V22.0436 - Prof. Grishman
Lecture 18: Pipelining (Chap. 6)
If we had designed the multi-cycle processor with a shorter clock cycle
(e.g., 50 ps), allowing 4 cycles for memory access and 2 for ALU
operations, we could have gotten a modest speed-up. Much greater
speed-ups are possible, however, by overlapping the execution of
The simplest such overlap is instruction fetch overlap: fetch the
instruction while executing the current instruction. Even relatively
processors employed such overlap.
Greater gain can be achieved by overlapping the execution (register
fetch, ALU operation, ...) of successive instructions. A full
scheme overlaps such operations completely, resulting ideally in a CPI
(cycles per instruction) of 1. However, machines which employ such

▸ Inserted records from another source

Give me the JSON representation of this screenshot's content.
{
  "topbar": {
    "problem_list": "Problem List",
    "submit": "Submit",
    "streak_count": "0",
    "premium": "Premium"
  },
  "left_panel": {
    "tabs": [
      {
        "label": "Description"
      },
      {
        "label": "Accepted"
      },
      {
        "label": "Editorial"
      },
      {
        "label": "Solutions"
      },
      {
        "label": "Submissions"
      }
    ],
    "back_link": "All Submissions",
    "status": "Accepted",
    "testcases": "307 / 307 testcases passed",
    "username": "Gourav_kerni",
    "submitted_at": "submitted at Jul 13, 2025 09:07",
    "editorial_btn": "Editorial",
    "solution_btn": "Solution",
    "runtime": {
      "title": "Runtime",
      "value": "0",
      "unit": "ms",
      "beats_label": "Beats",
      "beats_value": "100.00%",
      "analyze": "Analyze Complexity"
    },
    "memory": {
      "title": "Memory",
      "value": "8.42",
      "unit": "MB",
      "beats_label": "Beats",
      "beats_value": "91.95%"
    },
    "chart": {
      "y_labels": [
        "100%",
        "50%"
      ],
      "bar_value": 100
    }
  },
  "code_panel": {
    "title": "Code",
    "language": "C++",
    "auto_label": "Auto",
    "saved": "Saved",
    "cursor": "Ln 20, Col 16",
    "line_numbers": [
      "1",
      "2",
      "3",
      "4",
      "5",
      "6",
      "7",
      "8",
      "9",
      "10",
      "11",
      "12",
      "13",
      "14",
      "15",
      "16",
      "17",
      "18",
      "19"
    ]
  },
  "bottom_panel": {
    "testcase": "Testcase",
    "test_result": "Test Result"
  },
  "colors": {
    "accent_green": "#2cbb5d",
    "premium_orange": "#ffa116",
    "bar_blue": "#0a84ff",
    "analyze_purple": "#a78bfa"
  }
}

must deal with data and branch hazards: instructions which influence
instructions in the pipeline. This makes the design of pipelined
much more complex.
The benefits of pipelining increase when we have instructions which are
relatively uniform in execution time and which can be finely divided
into pipeline stages. We can then have a relatively short clock
cycle and issue one instruction each clock cycle (Fig. 6.3). Under ideal conditions,
throughput is multiplied by the number of pipeline stages.
Instruction sets for pipelining (text, p. 374)
RISC machines like MIPS are well suited for pipelining.
Instruction format is simple and execution relatively uniform.
Pipelining is more complex for CISC machines, because the instructions
may take different lengths of time to execute. However, RISC-style
is now incorporated into high-performance CISC processors (such as the
Pentium and Core 2) by translating most instructions into a series
Pipelined Data Path (text, section 6.2)
The basic idea is to introduce a set of pipeline registers which hold
all the information required to complete execution of the
instruction. This includes portions of the instruction, control
signals which have been decoded from the instruction, computed
effective addresses and data. Starting with the single-cycle
machine, we can build a system with a 5-stage pipeline; the basic
design is shown in Figure 6.11 and the
details, including control signals, in Figure
Pipeline hazards: overlapping instruction execution can give
- structural hazards: two instructions want to use the same
(e.g., the ALU) in the same clock cycle. This problem is reduced
in machines with a very uniform instruction set, such as MIPS.
that logic is cheap, we may duplicate some components to avoid
- for load instructions, memory is needed at two points in
execution (instruction fetch and data fetch); this is addressed here
by having two separate memories. In machines with a single memory,
we may still have separate caches for instructions and data.
- in the pipelined MIPS, the registers are needed at two points
in instruction execution: loading registers and storing into
registers. This is not a problem as both can be done in a
- data hazards: one instruction uses the result of the
The simplest solution is to "stall" ... to hold up the current
until the prior one has finished. A more efficient solution is data
forwarding ... to send a result of one instruction directly to
for the next instruction, as well as putting it in the register.
- branch hazards: we must wait until a conditional branch
before we know whether the following instructions should be
Again, we could stall the instruction after the branch, but this is
Alternatively, we can guess whether or not the branch is taken, start
instructions based upon our guess, but wait to store their results
we know the outcome of the branch. If our guess is correct, we
if it is wrong, we invalidate the instructions we issued following the
branch, and try again. Modern CPUs use a branch prediction table
which keeps track of recent branches and whether they were taken in
to "guess" more accurately.
Multiple issue and Superscalar (text, section 6.9)
Some machines now try to go beyond pipelining to execute more than one
instruction at a clock cycle, producing an effective CPI < 1. This
possible if we duplicate some of the functional parts of the processor
(e.g., have two ALUs or a register file with 4 read ports and 2 write
and have logic to issue several instructions concurrently. There
are two general approaches to multiple issue: static multiple issue (where the
scheduling is done at compile time) and dynamic multiple issue (where the
scheduling is done at execution time), also known as superscalar. Intel Core
2 processors are superscalar and can issue up to 4 instructions per